Report by Saving Pets, 29 December 2011
How many pets would you expect to see saved in a year with a budget of over $12 million dollars?
$12 million dollars is a veritable fortune in animal welfare circles. From the tiniest rescue group working on a shoestring, through to the grandest private shelter; $12 million dollars should be able to save the lives of tens of thousands of pets, with some left over to put towards impoundment prevention and relationship building with the community. So news that the The Lost Dogs Home have released their annual report, showing that they this year, like previous years, recorded “revenue from continuing operations” of $12,375,271, should be a cause for celebration from pet lovers and homeless animals.
But unfortunately despite its enormous resources, the Lost Dogs Home continues to be a disaster for pets. READ MORE HERE
Sarah Vogler From: The Courier-Mail August 16, 2011
CITY Hall will use a Melbourne company to run its pounds in a bid to cut costs and reduce the number of pets being put down
The Lost Dogs Home will take over the Willawong and Bracken Ridge shelters in a privatisation deal the Brisbane City Council says will save $1 million a year.
The non-profit organisation has been set a target of finding homes for 100 per cent of healthy cats and dogs that come through the Brisbane shelters within three years.
Council figures say 4200 stray from shelters in 2009/10 – 16 per-cent of dogs and 68 per-cent of cats were put down. READ MORE HERE
ABC News; July 29 2011
The Lost Dogs’ Home in North Melbourne will establish the Frank Samways Veterinary Clinic after receiving a generous donation of $3 million.
See video clip here……
The Age; Carolyn Webb; July 29, 2011
A BIG-HEARTED businessman has left Melbourne’s Lost Dogs Home $3 million – the largest bequest in its 100-year history.
Staff at the animal shelter described the donor, Frank Samways, as a man so empathetic for abandoned pets that he wouldn’t enter the animal shelter in Gracie Street, North Melbourne.
The home’s managing director, Graeme Smith, said Mr Samways, ”a charming, charismatic person”, used to attend donor functions in the home’s courtyard. ”But [he] never set foot inside the shelter because he thought it would be too disturbing for him. He didn’t want to see any dog or cat incarcerated.” READ MORE
Herald Sun, July 25, 2011; Kelly Ryan
GIVING pound animals extra time to find new homes has paid off for unwanted pets languishing at the Lost Dogs’ Home.
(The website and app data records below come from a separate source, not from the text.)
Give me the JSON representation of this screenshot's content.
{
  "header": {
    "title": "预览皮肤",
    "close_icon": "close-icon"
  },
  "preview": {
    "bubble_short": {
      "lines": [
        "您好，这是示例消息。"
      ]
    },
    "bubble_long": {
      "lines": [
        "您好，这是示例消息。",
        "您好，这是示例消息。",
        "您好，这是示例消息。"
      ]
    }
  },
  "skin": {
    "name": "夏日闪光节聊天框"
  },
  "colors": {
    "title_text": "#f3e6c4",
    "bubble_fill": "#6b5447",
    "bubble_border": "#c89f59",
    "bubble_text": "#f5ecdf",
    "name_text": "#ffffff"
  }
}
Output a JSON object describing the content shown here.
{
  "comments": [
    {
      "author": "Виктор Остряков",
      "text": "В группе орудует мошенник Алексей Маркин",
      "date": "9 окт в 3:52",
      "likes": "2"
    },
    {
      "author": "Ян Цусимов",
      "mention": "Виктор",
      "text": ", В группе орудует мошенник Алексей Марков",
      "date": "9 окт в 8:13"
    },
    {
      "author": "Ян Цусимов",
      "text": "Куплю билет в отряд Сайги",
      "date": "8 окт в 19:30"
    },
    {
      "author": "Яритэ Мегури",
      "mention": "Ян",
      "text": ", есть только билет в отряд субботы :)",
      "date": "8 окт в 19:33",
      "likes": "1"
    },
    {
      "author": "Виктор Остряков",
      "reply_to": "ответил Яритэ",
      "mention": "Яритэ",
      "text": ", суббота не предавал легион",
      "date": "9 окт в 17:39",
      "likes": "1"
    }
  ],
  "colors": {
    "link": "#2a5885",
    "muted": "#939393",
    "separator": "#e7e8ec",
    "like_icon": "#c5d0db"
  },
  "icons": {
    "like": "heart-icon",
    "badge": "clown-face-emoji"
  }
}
Animal lovers swamped the shelter last week to snap up a new pet.
They were responding to a Herald Sun report that the abolition of the mandatory euthanasia of animals after 28 days on “death row” had seen a population explosion at shelters. The home introduced a “half-priced hounds” special to encourage pet sales.
Woodend’s Stephen and Carolyn Green knew what they were in for when they adopted terrier Bobby, who is getting on at nine.
“We deliberately chose the oldest dog because we know no one ever picks them,” Ms Green said.
A besotted Bobby has made himself at home with his owners and new mates Katy the Jack Russell and labrador Dave, both 14.
Channel 7 News; June 10, 2011
Click here to watch video about the Lost Dogs Home and the new Code of Practice in Victoria.
Casey Weekly; BY CATHERINE WATSON; 16 May, 2011
ANIMAL welfare organisations have expressed concern over the Lost Dogs Home’s high kill rate following its successful tender to run Casey’s pound services.
Its Cranbourne pound, near the corner of Thompsons Road and Western Port Highway, already accommodates strays from the cities of Frankston, Greater Dandenong, Cardinia, Bayside and Kingston.
But Victorian Dog Rescue and animal welfare group Stop the Clock told the Weekly the Lost Dogs Home had an unacceptably high kill rate for stray dogs and cats. READ MORE HERE